RECORDS PROVIDED:
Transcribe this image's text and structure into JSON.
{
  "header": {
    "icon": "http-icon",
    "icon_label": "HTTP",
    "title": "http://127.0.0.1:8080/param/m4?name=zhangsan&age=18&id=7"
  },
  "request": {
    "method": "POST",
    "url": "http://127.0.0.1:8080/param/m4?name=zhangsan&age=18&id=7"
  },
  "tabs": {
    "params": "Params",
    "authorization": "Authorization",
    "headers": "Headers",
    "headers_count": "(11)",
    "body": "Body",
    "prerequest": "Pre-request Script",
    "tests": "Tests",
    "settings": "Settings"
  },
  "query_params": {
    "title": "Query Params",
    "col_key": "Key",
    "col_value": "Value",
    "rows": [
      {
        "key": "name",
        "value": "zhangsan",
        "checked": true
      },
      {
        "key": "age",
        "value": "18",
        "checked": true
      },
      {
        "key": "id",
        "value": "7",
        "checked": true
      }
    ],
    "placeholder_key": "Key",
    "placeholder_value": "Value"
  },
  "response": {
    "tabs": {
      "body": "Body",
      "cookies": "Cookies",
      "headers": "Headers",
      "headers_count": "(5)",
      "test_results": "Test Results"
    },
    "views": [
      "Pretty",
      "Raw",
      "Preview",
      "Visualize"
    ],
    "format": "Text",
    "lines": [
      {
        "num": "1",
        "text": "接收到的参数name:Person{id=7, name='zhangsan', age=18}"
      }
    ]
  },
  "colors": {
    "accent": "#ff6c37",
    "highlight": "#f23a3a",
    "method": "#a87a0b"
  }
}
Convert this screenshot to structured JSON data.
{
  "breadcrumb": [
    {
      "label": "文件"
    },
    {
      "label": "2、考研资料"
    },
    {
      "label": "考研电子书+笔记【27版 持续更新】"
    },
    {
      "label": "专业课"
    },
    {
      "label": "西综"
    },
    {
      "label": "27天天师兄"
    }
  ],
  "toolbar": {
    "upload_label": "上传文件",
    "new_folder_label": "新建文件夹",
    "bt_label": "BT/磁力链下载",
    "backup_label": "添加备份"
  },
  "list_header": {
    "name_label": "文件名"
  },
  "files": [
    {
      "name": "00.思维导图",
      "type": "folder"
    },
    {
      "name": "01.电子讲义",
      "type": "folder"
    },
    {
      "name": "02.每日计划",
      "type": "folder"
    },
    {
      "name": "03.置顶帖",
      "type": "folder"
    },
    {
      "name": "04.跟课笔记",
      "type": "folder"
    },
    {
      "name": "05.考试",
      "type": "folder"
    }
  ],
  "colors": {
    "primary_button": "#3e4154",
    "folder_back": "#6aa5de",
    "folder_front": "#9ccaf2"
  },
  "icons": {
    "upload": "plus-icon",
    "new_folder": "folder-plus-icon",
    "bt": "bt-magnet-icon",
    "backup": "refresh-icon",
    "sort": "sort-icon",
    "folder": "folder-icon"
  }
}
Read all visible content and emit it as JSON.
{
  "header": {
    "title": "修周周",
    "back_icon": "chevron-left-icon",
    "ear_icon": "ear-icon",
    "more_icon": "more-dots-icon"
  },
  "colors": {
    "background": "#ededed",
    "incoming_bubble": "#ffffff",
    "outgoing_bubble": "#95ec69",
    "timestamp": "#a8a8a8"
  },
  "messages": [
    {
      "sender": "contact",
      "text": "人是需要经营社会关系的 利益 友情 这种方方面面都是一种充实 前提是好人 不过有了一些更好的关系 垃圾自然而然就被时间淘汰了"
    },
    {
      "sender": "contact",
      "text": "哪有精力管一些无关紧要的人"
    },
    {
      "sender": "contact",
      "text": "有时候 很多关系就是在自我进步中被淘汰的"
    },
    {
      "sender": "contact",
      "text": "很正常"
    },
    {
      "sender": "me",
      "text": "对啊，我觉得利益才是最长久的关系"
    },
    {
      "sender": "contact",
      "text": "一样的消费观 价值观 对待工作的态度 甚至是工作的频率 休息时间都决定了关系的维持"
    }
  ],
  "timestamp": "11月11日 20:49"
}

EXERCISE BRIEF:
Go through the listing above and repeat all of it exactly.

OUTPUT:
Transcribe this image's text and structure into JSON.
{
  "header": {
    "icon": "http-icon",
    "icon_label": "HTTP",
    "title": "http://127.0.0.1:8080/param/m4?name=zhangsan&age=18&id=7"
  },
  "request": {
    "method": "POST",
    "url": "http://127.0.0.1:8080/param/m4?name=zhangsan&age=18&id=7"
  },
  "tabs": {
    "params": "Params",
    "authorization": "Authorization",
    "headers": "Headers",
    "headers_count": "(11)",
    "body": "Body",
    "prerequest": "Pre-request Script",
    "tests": "Tests",
    "settings": "Settings"
  },
  "query_params": {
    "title": "Query Params",
    "col_key": "Key",
    "col_value": "Value",
    "rows": [
      {
        "key": "name",
        "value": "zhangsan",
        "checked": true
      },
      {
        "key": "age",
        "value": "18",
        "checked": true
      },
      {
        "key": "id",
        "value": "7",
        "checked": true
      }
    ],
    "placeholder_key": "Key",
    "placeholder_value": "Value"
  },
  "response": {
    "tabs": {
      "body": "Body",
      "cookies": "Cookies",
      "headers": "Headers",
      "headers_count": "(5)",
      "test_results": "Test Results"
    },
    "views": [
      "Pretty",
      "Raw",
      "Preview",
      "Visualize"
    ],
    "format": "Text",
    "lines": [
      {
        "num": "1",
        "text": "接收到的参数name:Person{id=7, name='zhangsan', age=18}"
      }
    ]
  },
  "colors": {
    "accent": "#ff6c37",
    "highlight": "#f23a3a",
    "method": "#a87a0b"
  }
}
Convert this screenshot to structured JSON data.
{
  "breadcrumb": [
    {
      "label": "文件"
    },
    {
      "label": "2、考研资料"
    },
    {
      "label": "考研电子书+笔记【27版 持续更新】"
    },
    {
      "label": "专业课"
    },
    {
      "label": "西综"
    },
    {
      "label": "27天天师兄"
    }
  ],
  "toolbar": {
    "upload_label": "上传文件",
    "new_folder_label": "新建文件夹",
    "bt_label": "BT/磁力链下载",
    "backup_label": "添加备份"
  },
  "list_header": {
    "name_label": "文件名"
  },
  "files": [
    {
      "name": "00.思维导图",
      "type": "folder"
    },
    {
      "name": "01.电子讲义",
      "type": "folder"
    },
    {
      "name": "02.每日计划",
      "type": "folder"
    },
    {
      "name": "03.置顶帖",
      "type": "folder"
    },
    {
      "name": "04.跟课笔记",
      "type": "folder"
    },
    {
      "name": "05.考试",
      "type": "folder"
    }
  ],
  "colors": {
    "primary_button": "#3e4154",
    "folder_back": "#6aa5de",
    "folder_front": "#9ccaf2"
  },
  "icons": {
    "upload": "plus-icon",
    "new_folder": "folder-plus-icon",
    "bt": "bt-magnet-icon",
    "backup": "refresh-icon",
    "sort": "sort-icon",
    "folder": "folder-icon"
  }
}
Read all visible content and emit it as JSON.
{
  "header": {
    "title": "修周周",
    "back_icon": "chevron-left-icon",
    "ear_icon": "ear-icon",
    "more_icon": "more-dots-icon"
  },
  "colors": {
    "background": "#ededed",
    "incoming_bubble": "#ffffff",
    "outgoing_bubble": "#95ec69",
    "timestamp": "#a8a8a8"
  },
  "messages": [
    {
      "sender": "contact",
      "text": "人是需要经营社会关系的 利益 友情 这种方方面面都是一种充实 前提是好人 不过有了一些更好的关系 垃圾自然而然就被时间淘汰了"
    },
    {
      "sender": "contact",
      "text": "哪有精力管一些无关紧要的人"
    },
    {
      "sender": "contact",
      "text": "有时候 很多关系就是在自我进步中被淘汰的"
    },
    {
      "sender": "contact",
      "text": "很正常"
    },
    {
      "sender": "me",
      "text": "对啊，我觉得利益才是最长久的关系"
    },
    {
      "sender": "contact",
      "text": "一样的消费观 价值观 对待工作的态度 甚至是工作的频率 休息时间都决定了关系的维持"
    }
  ],
  "timestamp": "11月11日 20:49"
}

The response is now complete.